A federal court in California ruled a class-action suit accusing Cingular Wireless L.L.C.-now AT&T Mobility-of false and misleading advertising can go forward.

The complaint, brought under state consumer protection laws, involves a promotion in which Cingular advertised a cash rebate as an enticement to prospective subscribers. Instead, individuals that subsequently signed up with Cingular received something other than a rebate.

"In their intense marketing for cellular services, cell-phone companies make price the paramount focus,'' said Foundation for Taxpayer and Consumer Rights' Harvey Rosenfield, one of the lawyers in the case. "Cingular told consumers that they would ultimately pay a discounted price, once the rebate was received. In some cases, consumers were led to believe the phone would be 'free'-that it would end up costing them nothing after the rebate. But instead of getting money back, consumers get a VISA Reward card. Purchasers never got the promised discount. None of this was made clear to consumers. This deceitful practice hurts consumers and other cell-phone companies that advertise honestly.''

The case began in state court before AT&T Mobility removed the action to federal court. The FTCR said AT&T Mobility modified its advertising after the suit was filed in June 2006, but added that doing so does not let the carrier off the hook.

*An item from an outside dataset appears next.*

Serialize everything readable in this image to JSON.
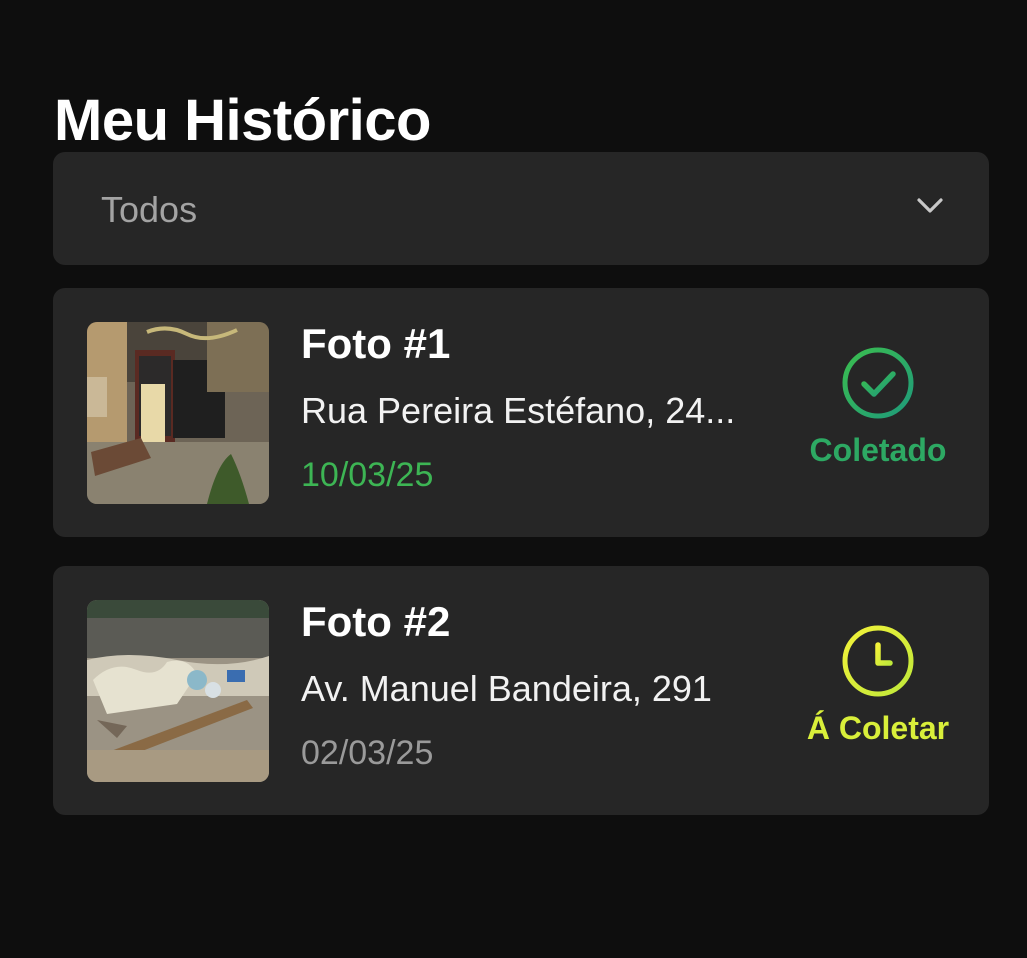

U.S. District Judge Marilyn Hall Patel stated: "The court finds that a reasonable consumer, upon seeing an advertisement that promises a 'rebate' of a certain amount, would generally understand that advertisement to mean that the amount will be returned to the consumer in cash, check or its equivalent... The more terms, conditions and restrictions that are placed upon the form of tender, the less equivalent it becomes to cash or check.''

On a related front, the Washington state supreme court recently struck down AT&T Mobility's arbitration clause in consumer litigation against the No. 1 cellular carrier.

"We are still studying the court's ruling. It is important to note that the ruling does not address the plaintiff's claims, but rather, only the arbitration clause,'' said Walt Sharp, an AT&T Mobility spokesman.

"We continue to believe that a consumer is better off pursuing a claim under our arbitration clause, rather than pursuing a class action. In fact, a year ago, we changed our arbitration clause to make it even more consumer friendly. Our current arbitration clause calls for the company-if it does not settle a consumer
complaint and loses arbitration-to pay the greater of amount of either the arbitration or the state's statutory definition of a small claim. Also, if the consumer has used a lawyer in winning an arbitration case, the company would pay two times the lawyer's fee. In addition, we pay the entire costs of the arbitration.''